» **Problem description**:
Repeat the entries below exactly. Drop the pictures.

» **Input records**:
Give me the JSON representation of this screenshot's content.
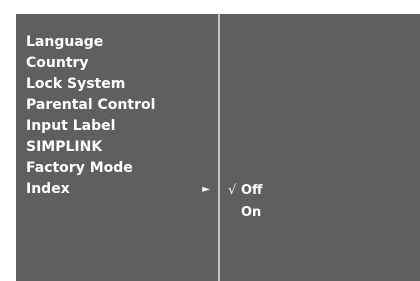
{
  "menu": {
    "items": [
      {
        "label": "Language"
      },
      {
        "label": "Country"
      },
      {
        "label": "Lock System"
      },
      {
        "label": "Parental Control"
      },
      {
        "label": "Input Label"
      },
      {
        "label": "SIMPLINK"
      },
      {
        "label": "Factory Mode"
      },
      {
        "label": "Index",
        "selected": true
      }
    ],
    "arrow_icon": "►"
  },
  "submenu": {
    "items": [
      {
        "label": "Off",
        "check": "√",
        "checked": true
      },
      {
        "label": "On",
        "check": "",
        "checked": false
      }
    ]
  },
  "colors": {
    "background": "#5f5f5f",
    "divider": "#c4c4c4",
    "text": "#ffffff"
  }
}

» **Problem solution**:
Give me the JSON representation of this screenshot's content.
{
  "menu": {
    "items": [
      {
        "label": "Language"
      },
      {
        "label": "Country"
      },
      {
        "label": "Lock System"
      },
      {
        "label": "Parental Control"
      },
      {
        "label": "Input Label"
      },
      {
        "label": "SIMPLINK"
      },
      {
        "label": "Factory Mode"
      },
      {
        "label": "Index",
        "selected": true
      }
    ],
    "arrow_icon": "►"
  },
  "submenu": {
    "items": [
      {
        "label": "Off",
        "check": "√",
        "checked": true
      },
      {
        "label": "On",
        "check": "",
        "checked": false
      }
    ]
  },
  "colors": {
    "background": "#5f5f5f",
    "divider": "#c4c4c4",
    "text": "#ffffff"
  }
}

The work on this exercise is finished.